## WORK REQUEST
A faithful copy of all the data is required; pictures should not be included.

## Dataset rows describing interfaces
________________
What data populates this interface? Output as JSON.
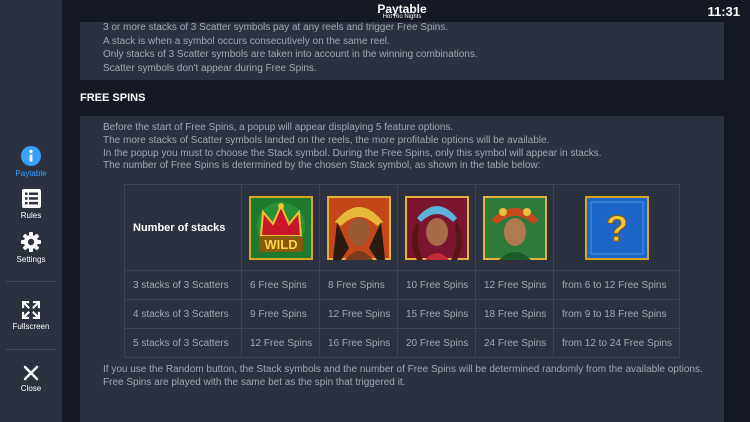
{
  "header": {
    "title": "Paytable",
    "subtitle": "Hot Rio Nights",
    "clock": "11:31"
  },
  "sidebar": {
    "items": [
      {
        "label": "Paytable",
        "icon": "info-icon",
        "active": true
      },
      {
        "label": "Rules",
        "icon": "list-icon"
      },
      {
        "label": "Settings",
        "icon": "gear-icon"
      },
      {
        "label": "Fullscreen",
        "icon": "fullscreen-icon"
      },
      {
        "label": "Close",
        "icon": "close-icon"
      }
    ]
  },
  "scatter_text": [
    "3 or more stacks of 3 Scatter symbols pay at any reels and trigger Free Spins.",
    "A stack is when a symbol occurs consecutively on the same reel.",
    "Only stacks of 3 Scatter symbols are taken into account in the winning combinations.",
    "Scatter symbols don't appear during Free Spins."
  ],
  "free_spins": {
    "title": "FREE SPINS",
    "intro": [
      "Before the start of Free Spins, a popup will appear displaying 5 feature options.",
      "The more stacks of Scatter symbols landed on the reels, the more profitable options will be available.",
      "In the popup you must to choose the Stack symbol. During the Free Spins, only this symbol will appear in stacks.",
      "The number of Free Spins is determined by the chosen Stack symbol, as shown in the table below:"
    ],
    "table": {
      "header_label": "Number of stacks",
      "symbols": [
        "wild-crown-symbol",
        "dancer-gold-symbol",
        "dancer-red-symbol",
        "dancer-green-symbol",
        "mystery-question-symbol"
      ],
      "symbol_text": {
        "wild": "WILD",
        "mystery": "?"
      },
      "rows": [
        [
          "3 stacks of 3 Scatters",
          "6 Free Spins",
          "8 Free Spins",
          "10 Free Spins",
          "12 Free Spins",
          "from 6 to 12 Free Spins"
        ],
        [
          "4 stacks of 3 Scatters",
          "9 Free Spins",
          "12 Free Spins",
          "15 Free Spins",
          "18 Free Spins",
          "from 9 to 18 Free Spins"
        ],
        [
          "5 stacks of 3 Scatters",
          "12 Free Spins",
          "16 Free Spins",
          "20 Free Spins",
          "24 Free Spins",
          "from 12 to 24 Free Spins"
        ]
      ]
    },
    "outro": [
      "If you use the Random button, the Stack symbols and the number of Free Spins will be determined randomly from the available options.",
      "Free Spins are played with the same bet as the spin that triggered it."
    ]
  },
  "colors": {
    "background": "#151923",
    "panel": "#2b313e",
    "accent": "#3aa0ff",
    "text_muted": "#a4a8b2"
  }
}
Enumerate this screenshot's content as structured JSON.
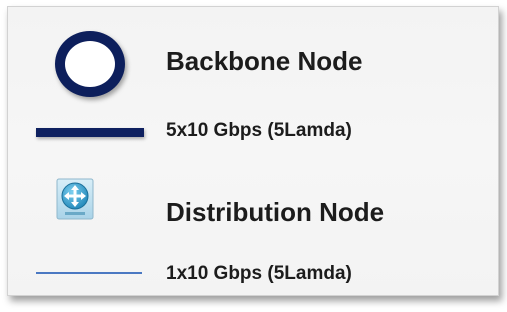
{
  "legend": {
    "items": [
      {
        "symbol": "backbone-node-circle-icon",
        "label": "Backbone Node"
      },
      {
        "symbol": "thick-navy-line",
        "label": "5x10 Gbps (5Lamda)"
      },
      {
        "symbol": "distribution-router-icon",
        "label": "Distribution Node"
      },
      {
        "symbol": "thin-blue-line",
        "label": "1x10 Gbps (5Lamda)"
      }
    ]
  },
  "colors": {
    "backbone": "#0d1f5c",
    "thick_line": "#0f2160",
    "thin_line": "#4a78c2",
    "router_icon": "#2b9fcf",
    "text": "#1c1c1c"
  }
}
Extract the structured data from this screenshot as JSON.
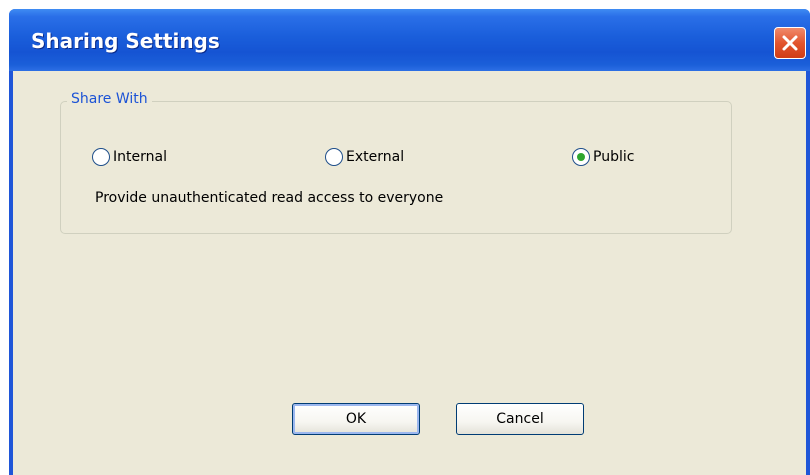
{
  "window": {
    "title": "Sharing Settings",
    "close_icon": "close-icon",
    "close_color": "#e2552f"
  },
  "share_group": {
    "legend": "Share With",
    "options": [
      {
        "label": "Internal",
        "selected": false
      },
      {
        "label": "External",
        "selected": false
      },
      {
        "label": "Public",
        "selected": true
      }
    ],
    "description": "Provide unauthenticated read access to everyone"
  },
  "buttons": {
    "ok_label": "OK",
    "cancel_label": "Cancel"
  },
  "colors": {
    "titlebar": "#1554d3",
    "legend_text": "#1c53d6",
    "radio_selected": "#2ea62e",
    "dialog_bg": "#ece9d8"
  }
}
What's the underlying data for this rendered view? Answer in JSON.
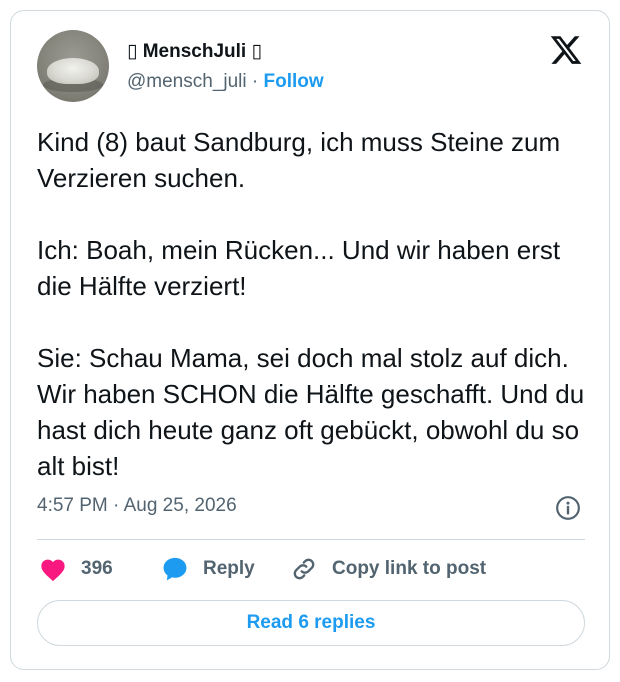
{
  "author": {
    "display_name": "▯ MenschJuli ▯",
    "handle": "@mensch_juli",
    "separator": "·",
    "follow_label": "Follow"
  },
  "tweet": {
    "text": "Kind (8) baut Sandburg, ich muss Steine zum Verzieren suchen.\n\nIch: Boah, mein Rücken... Und wir haben erst die Hälfte verziert!\n\nSie: Schau Mama, sei doch mal stolz auf dich. Wir haben SCHON die Hälfte geschafft. Und du hast dich heute ganz oft gebückt, obwohl du so alt bist!",
    "timestamp": "4:57 PM · Aug 25, 2026"
  },
  "actions": {
    "like_count": "396",
    "reply_label": "Reply",
    "copy_link_label": "Copy link to post",
    "read_replies_label": "Read 6 replies"
  },
  "icons": {
    "logo": "x-logo-icon",
    "info": "info-icon",
    "like": "heart-icon",
    "reply": "speech-bubble-icon",
    "copy": "link-icon"
  },
  "colors": {
    "accent": "#1d9bf0",
    "like": "#f91880",
    "text": "#0f1419",
    "muted": "#536471",
    "border": "#cfd9de"
  }
}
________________
## RESULT
What data populates this interface? Output as JSON.
{
  "header": {
    "title": "Paytable",
    "subtitle": "Hot Rio Nights",
    "clock": "11:31"
  },
  "sidebar": {
    "items": [
      {
        "label": "Paytable",
        "icon": "info-icon",
        "active": true
      },
      {
        "label": "Rules",
        "icon": "list-icon"
      },
      {
        "label": "Settings",
        "icon": "gear-icon"
      },
      {
        "label": "Fullscreen",
        "icon": "fullscreen-icon"
      },
      {
        "label": "Close",
        "icon": "close-icon"
      }
    ]
  },
  "scatter_text": [
    "3 or more stacks of 3 Scatter symbols pay at any reels and trigger Free Spins.",
    "A stack is when a symbol occurs consecutively on the same reel.",
    "Only stacks of 3 Scatter symbols are taken into account in the winning combinations.",
    "Scatter symbols don't appear during Free Spins."
  ],
  "free_spins": {
    "title": "FREE SPINS",
    "intro": [
      "Before the start of Free Spins, a popup will appear displaying 5 feature options.",
      "The more stacks of Scatter symbols landed on the reels, the more profitable options will be available.",
      "In the popup you must to choose the Stack symbol. During the Free Spins, only this symbol will appear in stacks.",
      "The number of Free Spins is determined by the chosen Stack symbol, as shown in the table below:"
    ],
    "table": {
      "header_label": "Number of stacks",
      "symbols": [
        "wild-crown-symbol",
        "dancer-gold-symbol",
        "dancer-red-symbol",
        "dancer-green-symbol",
        "mystery-question-symbol"
      ],
      "symbol_text": {
        "wild": "WILD",
        "mystery": "?"
      },
      "rows": [
        [
          "3 stacks of 3 Scatters",
          "6 Free Spins",
          "8 Free Spins",
          "10 Free Spins",
          "12 Free Spins",
          "from 6 to 12 Free Spins"
        ],
        [
          "4 stacks of 3 Scatters",
          "9 Free Spins",
          "12 Free Spins",
          "15 Free Spins",
          "18 Free Spins",
          "from 9 to 18 Free Spins"
        ],
        [
          "5 stacks of 3 Scatters",
          "12 Free Spins",
          "16 Free Spins",
          "20 Free Spins",
          "24 Free Spins",
          "from 12 to 24 Free Spins"
        ]
      ]
    },
    "outro": [
      "If you use the Random button, the Stack symbols and the number of Free Spins will be determined randomly from the available options.",
      "Free Spins are played with the same bet as the spin that triggered it."
    ]
  },
  "colors": {
    "background": "#151923",
    "panel": "#2b313e",
    "accent": "#3aa0ff",
    "text_muted": "#a4a8b2"
  }
}
Enumerate this screenshot's content as structured JSON.
{
  "legend": {
    "items": [
      {
        "symbol": "backbone-node-circle-icon",
        "label": "Backbone Node"
      },
      {
        "symbol": "thick-navy-line",
        "label": "5x10 Gbps (5Lamda)"
      },
      {
        "symbol": "distribution-router-icon",
        "label": "Distribution Node"
      },
      {
        "symbol": "thin-blue-line",
        "label": "1x10 Gbps (5Lamda)"
      }
    ]
  },
  "colors": {
    "backbone": "#0d1f5c",
    "thick_line": "#0f2160",
    "thin_line": "#4a78c2",
    "router_icon": "#2b9fcf",
    "text": "#1c1c1c"
  }
}
Extract the structured data from this screenshot as JSON.
{
  "window": {
    "title": "Sharing Settings",
    "close_icon": "close-icon",
    "close_color": "#e2552f"
  },
  "share_group": {
    "legend": "Share With",
    "options": [
      {
        "label": "Internal",
        "selected": false
      },
      {
        "label": "External",
        "selected": false
      },
      {
        "label": "Public",
        "selected": true
      }
    ],
    "description": "Provide unauthenticated read access to everyone"
  },
  "buttons": {
    "ok_label": "OK",
    "cancel_label": "Cancel"
  },
  "colors": {
    "titlebar": "#1554d3",
    "legend_text": "#1c53d6",
    "radio_selected": "#2ea62e",
    "dialog_bg": "#ece9d8"
  }
}
What's the underlying data for this rendered view? Answer in JSON.
{
  "author": {
    "display_name": "▯ MenschJuli ▯",
    "handle": "@mensch_juli",
    "separator": "·",
    "follow_label": "Follow"
  },
  "tweet": {
    "text": "Kind (8) baut Sandburg, ich muss Steine zum Verzieren suchen.\n\nIch: Boah, mein Rücken... Und wir haben erst die Hälfte verziert!\n\nSie: Schau Mama, sei doch mal stolz auf dich. Wir haben SCHON die Hälfte geschafft. Und du hast dich heute ganz oft gebückt, obwohl du so alt bist!",
    "timestamp": "4:57 PM · Aug 25, 2026"
  },
  "actions": {
    "like_count": "396",
    "reply_label": "Reply",
    "copy_link_label": "Copy link to post",
    "read_replies_label": "Read 6 replies"
  },
  "icons": {
    "logo": "x-logo-icon",
    "info": "info-icon",
    "like": "heart-icon",
    "reply": "speech-bubble-icon",
    "copy": "link-icon"
  },
  "colors": {
    "accent": "#1d9bf0",
    "like": "#f91880",
    "text": "#0f1419",
    "muted": "#536471",
    "border": "#cfd9de"
  }
}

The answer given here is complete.